But on to other things! Florence is the most beautiful city I have ever visited. The Cathedral of Santa Maria del Fiori, the city's famed Duomo, is a marvel of Gothic architecture capped with a beautiful Renaissance dome. It is truly awe inspiring in its beauty, tears came to my eyes when I saw it for the first time, I actually walked to the piazza my first night in Florence, despite being in a jet-lagged daze because I was simply too impatient to see it. Here are some shots of its facade during the day, just imagine that all of this beautiful pink, white and green marble was carved by hand. It just blew me away, it was so much more striking to me than I ever imagine it would be, even though I had studied it so thoroughly in my classes.
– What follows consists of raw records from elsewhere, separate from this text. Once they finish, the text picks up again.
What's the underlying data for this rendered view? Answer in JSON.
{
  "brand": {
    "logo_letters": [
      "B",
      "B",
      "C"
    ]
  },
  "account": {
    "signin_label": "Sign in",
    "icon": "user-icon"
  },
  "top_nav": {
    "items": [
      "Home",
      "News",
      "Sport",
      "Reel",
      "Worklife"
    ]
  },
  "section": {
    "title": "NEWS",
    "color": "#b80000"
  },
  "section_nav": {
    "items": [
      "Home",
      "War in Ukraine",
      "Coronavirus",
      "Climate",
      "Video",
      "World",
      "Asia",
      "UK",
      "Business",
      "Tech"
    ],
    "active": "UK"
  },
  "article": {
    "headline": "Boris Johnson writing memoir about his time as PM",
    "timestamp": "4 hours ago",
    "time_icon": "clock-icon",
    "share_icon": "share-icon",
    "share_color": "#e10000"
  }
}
Here's a picture I took of the frescoes on the interior of the dome while I was climbing up to the observatory at the top of it:The other place that truly struck me in Florence were the Bardini Gardens. These gardens are truly a hidden treasure, often overshadowed by the more widely publicised Boboli Gardens of the Pitti Palace next door. After having seen both, I can assure you that the Bardini gardens are the more breath-taking of the two, at least in my opinion. I love the fact that they were less manicured and thereby had a more intimate feeling to them, they were also delightfully shady. One of the best features of the gardens was this beautiful little artificial stream, it seemed to come right out of the fairy-tale books I read when I was little.
So there you have it, a tiny glimpse into my vacation to Florence and Rome. There's so much more I would share with you about it, pictures, info about the city and anecdotes alike, but if I tried to fit all of it into the blog, it probably wouldn't contain much else! To give you a bit of an idea, I took over 1000 pictures during the entire trip and could have taken much more if time and memory card size had allowed for it. I walked an average of six hours a day in Florence and eight in Rome and was so busy taking everything in that I didn't even feel tired while doing it and despite the fact that I spent the six first days of my vacation alone, I never once felt home-sick or lonely. It was the first time I truly realized that I could handle myself on my own, solve problems for myself, think for myself and truly fend for myself. I came out of that trip feeling that if I could get myself an ocean away from home and back on my own and not get lost, hurt, or be robbed then I could handle pretty much anything ;o)
I hope you all had a great weekend and hope that you all some day get to experience something that leaves as much of a mark on you as this one spectacular vacation did on me :o)